25 Things you Didn’t Know about the Corvair – some fun trivia from the Chicago Tribune.
The 1966 Chevy Corvair Monza – a look at one of the rarer versions of the Corvair.
The 1965 Corvair – the features of the second generation.
How the Corvair Started a Design Revolution – its features impacted more than just Chevy.
One-Upping Ralph Nader – how the Corvair overcame its safety issues.
Different Models of the Corvair and its Evolution over the Years
The first generation of the Corvair was released in 1960 and built through 1964. During this time, Chevy produced a variety of different Corvairs: 2-door coupes and convertibles, 4-door sedans and station wagons, 6-door and 8-door vans, and even a 2-door truck. The first Corvairs were considered to be thrift cars with very few amenities. They were priced under $2,000. However, it later became clear that rather than being a winner in the economy market, consumers saw the Corvair as a specialty vehicle. The design was modified slightly in 1962 to better fit that niche.
In 1964, Chevy did something of an overhaul on the line and introduced the second generation of the Corvair in 1965. They removed a number of options, releasing only four body styles: the 2-door hardtop and convertible, the 4-door hardtop (up until 1967) and the 6-door van (only sold in 1965). Chevy had initially planned on ending production of the Corvair in 1966 but continued producing limited numbers until 1969.

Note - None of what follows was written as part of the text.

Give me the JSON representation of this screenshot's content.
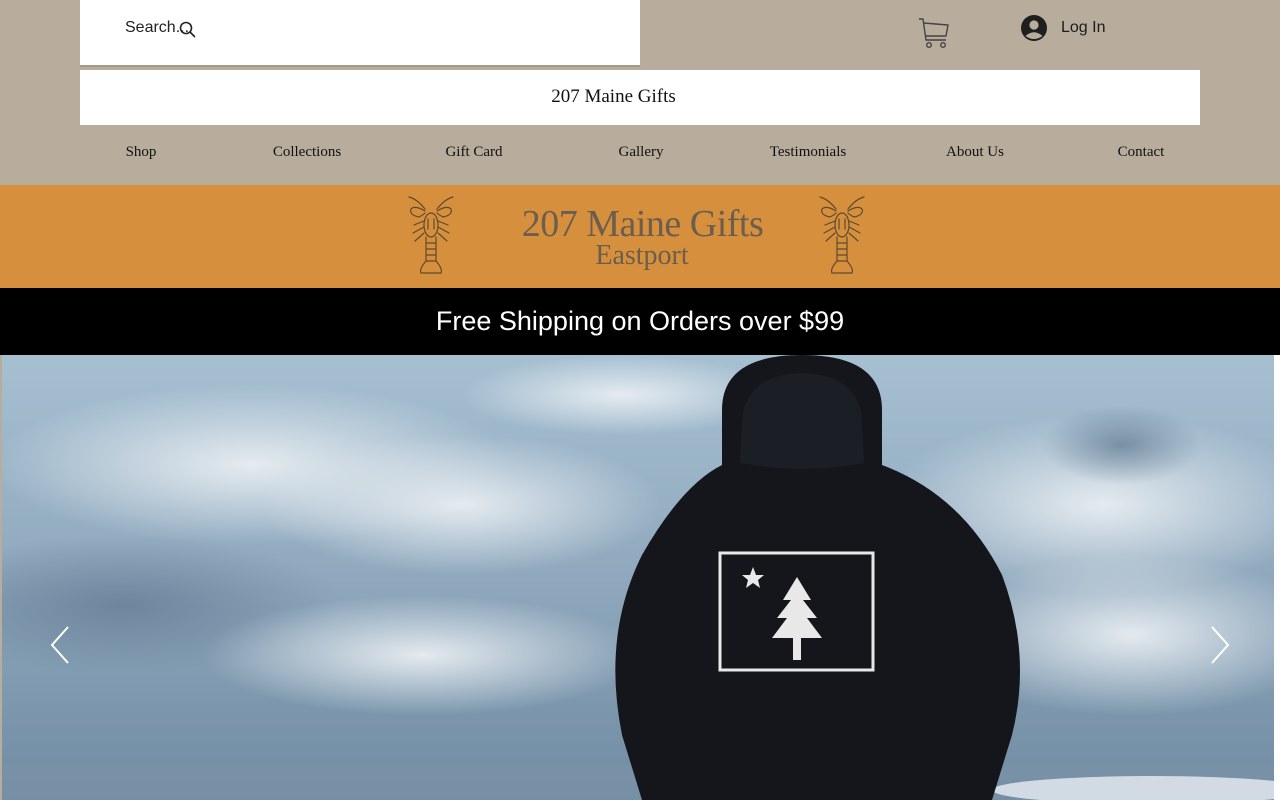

With the more powerful engine introduced in the 1964 model plus a number of other features and changes, the new design did win support from critics, at first, but the publication of Nader’s book plus the numerous safety lawsuits spelled doom for the Corvair. Despite addressing the safety concerns, the popularity of the model waned, and the third generation was canceled.
In Defense of the Corvair – why the Corvair didn’t deserve its bad reputation.
The 50 Worst Cars of All Time: The Corvair – Time Magazine lists the car as one of the worst.
The Corvair – a look at the model and its evolution.
The Advanced Technology of the Corvair – how this car was one of the most advanced.
Evolution of the Corvair – information about the different models of the Corvair.
Popularity of the Corvair
The first generation of the Corvair influenced the design of vehicles around the world, and traces of it can be seen in the designs of cars such as the BWM 1602 and the Fiat 1300. But it is the fact that this car was so revolutionary that many still seek it out. Innovation is inherently a part of the American Dream, as is risk-taking. The Corvair is certainly both innovative and risky, and while it is true that the first generation had safety problems, those problems were also addressed and removed.
While some classic cars didn’t seem to be appreciated until they were gone, the Corvair was famous during its run. There were a number of Corvair clubs created while it was in production, and the Corvair Society of America was formed shortly after the vehicle went out of production. Today, many still want to get their hands on a Corvair because of its uniqueness.
The Corvair Museum – the official museum for the Corvair.
The Ypsilanti Automotive Heritage Museum – the Corvair Museum is located here.
The Corvair Preservation Foundation – a foundation dedicated to preserving as many Corvairs as possible.
The Collectability of the Corvair – a look at why this vintage car is so popular.
Collectible Classics: The Corvair – Automobile Magazine points out some more reasons why the Corvair is so popular.